“These seemingly non-people did not ‘travel to’ or ‘arrive in’ Australia. Instead, they ‘flooded into Australia’.
“They are the latest group to suffer from the shameful practice of setting human beings apart from others in the community: they are another class threatening peril and menace.”
Dr Maguire wrote that Mr Dutton’s condemnation of “fake refugees” was prejudicial, suggesting that those people now subject to his deadline must not have genuine protection claims or they would have been lodged already.
“Yet Department of Immigration statistics show people who travel to Australia by boat without a valid visa, seeking asylum, are more likely to be genuine refugees than people who travel by air with a visa and seek asylum on arrival. Over the years, between 70% and 100% of people arriving by boat have been assessed as eligible for refugee protection.”
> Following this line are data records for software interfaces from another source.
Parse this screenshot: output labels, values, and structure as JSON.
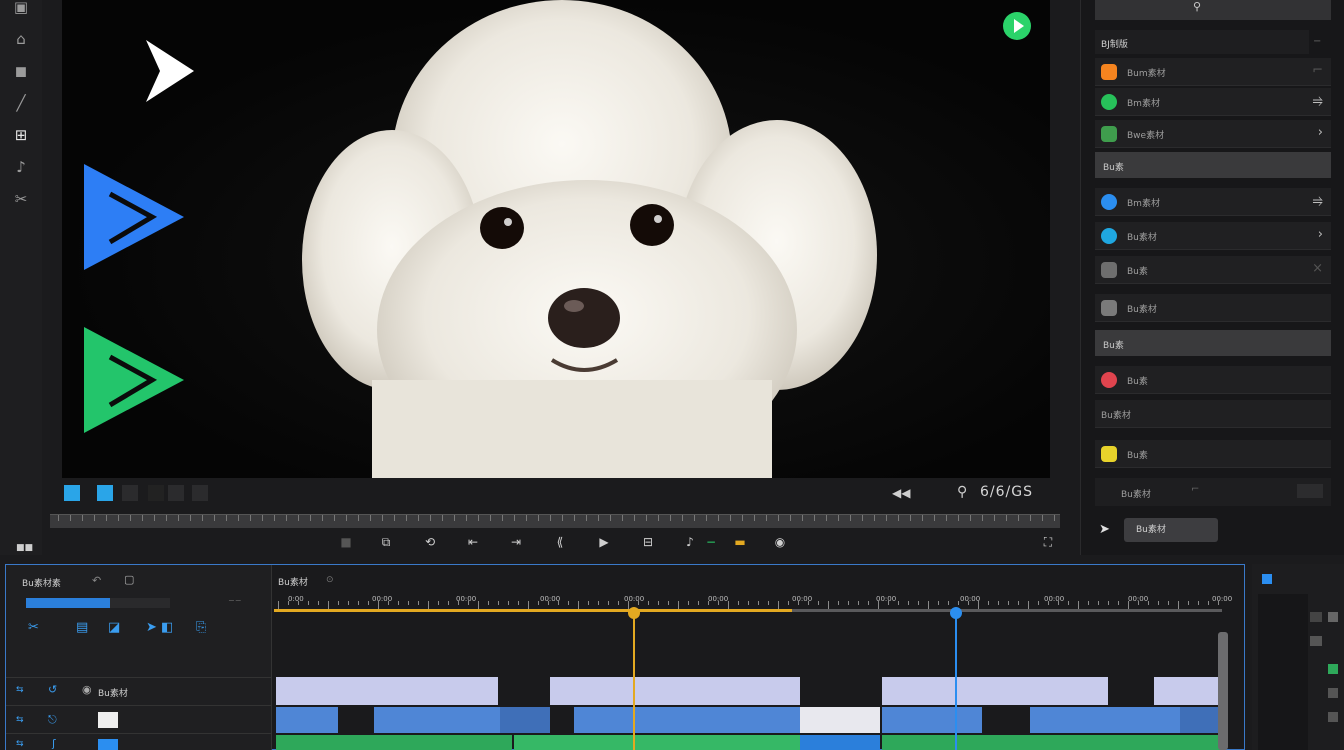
{
  "left_toolbar": {
    "tools": [
      "select-icon",
      "crop-icon",
      "layers-icon",
      "pen-icon",
      "text-icon",
      "audio-icon",
      "razor-icon"
    ]
  },
  "preview": {
    "timecode": "6/6/GS"
  },
  "right_panel": {
    "header_label": "",
    "section1": "BJ制版",
    "items_a": [
      {
        "label": "Bum素材",
        "color": "#f5841f"
      },
      {
        "label": "Bm素材",
        "color": "#27c15a"
      },
      {
        "label": "Bwe素材",
        "color": "#3f9d4d"
      }
    ],
    "section2": "Bu素",
    "items_b": [
      {
        "label": "Bm素材",
        "color": "#2b8ef0"
      },
      {
        "label": "Bu素材",
        "color": "#1fa7e0"
      },
      {
        "label": "Bu素",
        "color": "#6e6e6e"
      },
      {
        "label": "Bu素材",
        "color": "#7a7a7a"
      }
    ],
    "section3": "Bu素",
    "items_c": [
      {
        "label": "Bu素",
        "color": "#e0444e"
      },
      {
        "label": "Bu素材",
        "color": "#333"
      },
      {
        "label": "Bu素",
        "color": "#e8d32b"
      }
    ],
    "bottom_label": "Bu素材",
    "button_label": "Bu素材"
  },
  "timeline": {
    "header_title": "Bu素材素",
    "main_title": "Bu素材",
    "ruler_labels": [
      "0:00",
      "00:00",
      "00:00",
      "00:00",
      "00:00",
      "00:00",
      "00:00",
      "00:00",
      "00:00",
      "00:00",
      "00:00",
      "00:00"
    ],
    "track_labels": [
      "Bu素材",
      "",
      ""
    ]
  },
  "colors": {
    "accent_blue": "#3a79c9",
    "playhead_yellow": "#e3a921",
    "playhead_blue": "#2b8ef0",
    "video_clip": "#4f86d6",
    "audio_clip": "#2ea85a",
    "title_clip": "#c8cbec"
  }
}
She wrote that the people who were part of the “legacy caseload” had been living for some time in the Australian community in a state of legal limbo imposed when the then Labor Government stopped processing protection visa applications for people who had arrived by boat. This bar on applications was not fully lifted until late 2016.
The Minister’s announcement also failed to mention that the Department of Immigration was unable to process the volume of asylum claims currently lodged, or that an arbitrary deadline for applications from people in the legacy caseload group would force many to apply without proper legal assistance.
“Community legal centres around Australia have thousands of clients on their books awaiting assistance with protection claims. The complex process requires the completion of 184 questions and a detailed written statement, and many applicants will require translation. All ought to receive legal advice.
“The latest development imposes undue stress on an already extremely vulnerable community. Only three months ago, some members of this group received letters from the Department of Immigration, threatening the withdrawal of Medicare and work rights if they failed to lodge applications within a tight deadline.
“That many – if not all – of this group were on waiting lists for legal assistance is seemingly no longer sufficient to explain why they have not yet lodged protection applications.”
Dr Maguire noted that late last week, Foreign Minister Julie Bishop officially launched Australia’s bid for a 2018-20 seat on the United Nations Human Rights Council.
“It is impossible to determine the genuine extent of Australia’s commitment to human rights by juxtaposing Bishop’s claims with Dutton’s announcement. Article 14 of the Universal Declaration of Human Rights requires Australia to protect the rights of all people seeking asylum… Article 33 of the UN Refugee Convention prohibits the return of a refugee to a risk of persecution…
“Yet the imposition of the October 1 deadline for applications from those in the legacy caseload group imposes an arbitrary limit on the time available to seek protection. It suggests the Government is willing to violate its international legal option not to deport people who may have genuine claims for refugee status.
“Refugee advocates will feel compelled to challenge the deadline in the courts, if the Government seeks to deport people who have not had adequate opportunity or support to complete protection applications. This would open yet another front of government spending to support a policy and practice that violates Australia’s human rights obligations.”